──────── RECORD EXTRACTS ────────

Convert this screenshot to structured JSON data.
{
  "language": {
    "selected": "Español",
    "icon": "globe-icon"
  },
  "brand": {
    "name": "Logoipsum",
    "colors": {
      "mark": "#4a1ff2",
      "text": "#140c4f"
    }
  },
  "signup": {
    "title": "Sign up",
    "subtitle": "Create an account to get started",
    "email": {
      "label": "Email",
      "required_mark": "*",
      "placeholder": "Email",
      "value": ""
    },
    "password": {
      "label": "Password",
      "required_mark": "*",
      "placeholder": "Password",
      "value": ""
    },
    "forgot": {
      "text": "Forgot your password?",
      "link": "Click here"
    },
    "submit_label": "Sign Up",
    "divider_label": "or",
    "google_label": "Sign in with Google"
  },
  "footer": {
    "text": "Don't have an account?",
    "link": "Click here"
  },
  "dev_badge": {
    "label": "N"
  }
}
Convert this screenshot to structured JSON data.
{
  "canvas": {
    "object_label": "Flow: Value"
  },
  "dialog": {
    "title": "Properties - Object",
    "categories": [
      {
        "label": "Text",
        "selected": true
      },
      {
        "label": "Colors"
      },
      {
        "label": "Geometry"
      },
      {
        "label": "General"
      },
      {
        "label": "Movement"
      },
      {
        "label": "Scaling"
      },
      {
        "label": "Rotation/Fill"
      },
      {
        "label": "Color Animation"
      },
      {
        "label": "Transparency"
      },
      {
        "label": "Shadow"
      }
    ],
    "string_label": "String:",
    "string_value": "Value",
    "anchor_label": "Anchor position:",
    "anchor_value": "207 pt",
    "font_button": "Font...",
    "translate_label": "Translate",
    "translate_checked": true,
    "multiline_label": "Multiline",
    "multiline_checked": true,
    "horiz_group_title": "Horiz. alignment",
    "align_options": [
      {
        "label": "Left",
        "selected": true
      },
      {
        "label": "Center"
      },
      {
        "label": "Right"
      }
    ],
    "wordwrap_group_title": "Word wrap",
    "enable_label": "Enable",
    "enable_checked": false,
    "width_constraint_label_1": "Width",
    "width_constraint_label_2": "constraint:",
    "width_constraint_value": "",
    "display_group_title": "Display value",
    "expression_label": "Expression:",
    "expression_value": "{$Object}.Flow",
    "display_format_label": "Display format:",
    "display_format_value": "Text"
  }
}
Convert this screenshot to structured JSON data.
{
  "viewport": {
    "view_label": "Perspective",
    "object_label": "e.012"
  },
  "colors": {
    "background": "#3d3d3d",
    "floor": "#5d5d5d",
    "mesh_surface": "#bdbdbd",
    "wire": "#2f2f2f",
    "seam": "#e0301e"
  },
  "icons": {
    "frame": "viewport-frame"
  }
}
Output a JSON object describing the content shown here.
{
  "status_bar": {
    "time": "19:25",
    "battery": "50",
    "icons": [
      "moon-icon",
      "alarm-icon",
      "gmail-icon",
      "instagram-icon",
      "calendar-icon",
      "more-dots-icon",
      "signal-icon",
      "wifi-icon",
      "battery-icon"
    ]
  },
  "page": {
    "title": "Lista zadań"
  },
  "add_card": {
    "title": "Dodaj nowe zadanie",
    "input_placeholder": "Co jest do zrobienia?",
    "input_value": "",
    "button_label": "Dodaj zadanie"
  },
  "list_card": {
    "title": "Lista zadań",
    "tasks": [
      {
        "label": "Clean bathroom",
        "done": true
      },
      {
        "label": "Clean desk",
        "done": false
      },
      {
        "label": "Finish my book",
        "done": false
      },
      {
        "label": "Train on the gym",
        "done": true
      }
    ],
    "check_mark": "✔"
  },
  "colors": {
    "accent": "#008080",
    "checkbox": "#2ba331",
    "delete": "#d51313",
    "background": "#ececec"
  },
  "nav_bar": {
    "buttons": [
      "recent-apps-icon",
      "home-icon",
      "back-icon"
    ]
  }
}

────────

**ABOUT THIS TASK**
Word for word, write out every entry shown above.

**ANSWER SECTION**
Convert this screenshot to structured JSON data.
{
  "language": {
    "selected": "Español",
    "icon": "globe-icon"
  },
  "brand": {
    "name": "Logoipsum",
    "colors": {
      "mark": "#4a1ff2",
      "text": "#140c4f"
    }
  },
  "signup": {
    "title": "Sign up",
    "subtitle": "Create an account to get started",
    "email": {
      "label": "Email",
      "required_mark": "*",
      "placeholder": "Email",
      "value": ""
    },
    "password": {
      "label": "Password",
      "required_mark": "*",
      "placeholder": "Password",
      "value": ""
    },
    "forgot": {
      "text": "Forgot your password?",
      "link": "Click here"
    },
    "submit_label": "Sign Up",
    "divider_label": "or",
    "google_label": "Sign in with Google"
  },
  "footer": {
    "text": "Don't have an account?",
    "link": "Click here"
  },
  "dev_badge": {
    "label": "N"
  }
}
Convert this screenshot to structured JSON data.
{
  "canvas": {
    "object_label": "Flow: Value"
  },
  "dialog": {
    "title": "Properties - Object",
    "categories": [
      {
        "label": "Text",
        "selected": true
      },
      {
        "label": "Colors"
      },
      {
        "label": "Geometry"
      },
      {
        "label": "General"
      },
      {
        "label": "Movement"
      },
      {
        "label": "Scaling"
      },
      {
        "label": "Rotation/Fill"
      },
      {
        "label": "Color Animation"
      },
      {
        "label": "Transparency"
      },
      {
        "label": "Shadow"
      }
    ],
    "string_label": "String:",
    "string_value": "Value",
    "anchor_label": "Anchor position:",
    "anchor_value": "207 pt",
    "font_button": "Font...",
    "translate_label": "Translate",
    "translate_checked": true,
    "multiline_label": "Multiline",
    "multiline_checked": true,
    "horiz_group_title": "Horiz. alignment",
    "align_options": [
      {
        "label": "Left",
        "selected": true
      },
      {
        "label": "Center"
      },
      {
        "label": "Right"
      }
    ],
    "wordwrap_group_title": "Word wrap",
    "enable_label": "Enable",
    "enable_checked": false,
    "width_constraint_label_1": "Width",
    "width_constraint_label_2": "constraint:",
    "width_constraint_value": "",
    "display_group_title": "Display value",
    "expression_label": "Expression:",
    "expression_value": "{$Object}.Flow",
    "display_format_label": "Display format:",
    "display_format_value": "Text"
  }
}
Convert this screenshot to structured JSON data.
{
  "viewport": {
    "view_label": "Perspective",
    "object_label": "e.012"
  },
  "colors": {
    "background": "#3d3d3d",
    "floor": "#5d5d5d",
    "mesh_surface": "#bdbdbd",
    "wire": "#2f2f2f",
    "seam": "#e0301e"
  },
  "icons": {
    "frame": "viewport-frame"
  }
}
Output a JSON object describing the content shown here.
{
  "status_bar": {
    "time": "19:25",
    "battery": "50",
    "icons": [
      "moon-icon",
      "alarm-icon",
      "gmail-icon",
      "instagram-icon",
      "calendar-icon",
      "more-dots-icon",
      "signal-icon",
      "wifi-icon",
      "battery-icon"
    ]
  },
  "page": {
    "title": "Lista zadań"
  },
  "add_card": {
    "title": "Dodaj nowe zadanie",
    "input_placeholder": "Co jest do zrobienia?",
    "input_value": "",
    "button_label": "Dodaj zadanie"
  },
  "list_card": {
    "title": "Lista zadań",
    "tasks": [
      {
        "label": "Clean bathroom",
        "done": true
      },
      {
        "label": "Clean desk",
        "done": false
      },
      {
        "label": "Finish my book",
        "done": false
      },
      {
        "label": "Train on the gym",
        "done": true
      }
    ],
    "check_mark": "✔"
  },
  "colors": {
    "accent": "#008080",
    "checkbox": "#2ba331",
    "delete": "#d51313",
    "background": "#ececec"
  },
  "nav_bar": {
    "buttons": [
      "recent-apps-icon",
      "home-icon",
      "back-icon"
    ]
  }
}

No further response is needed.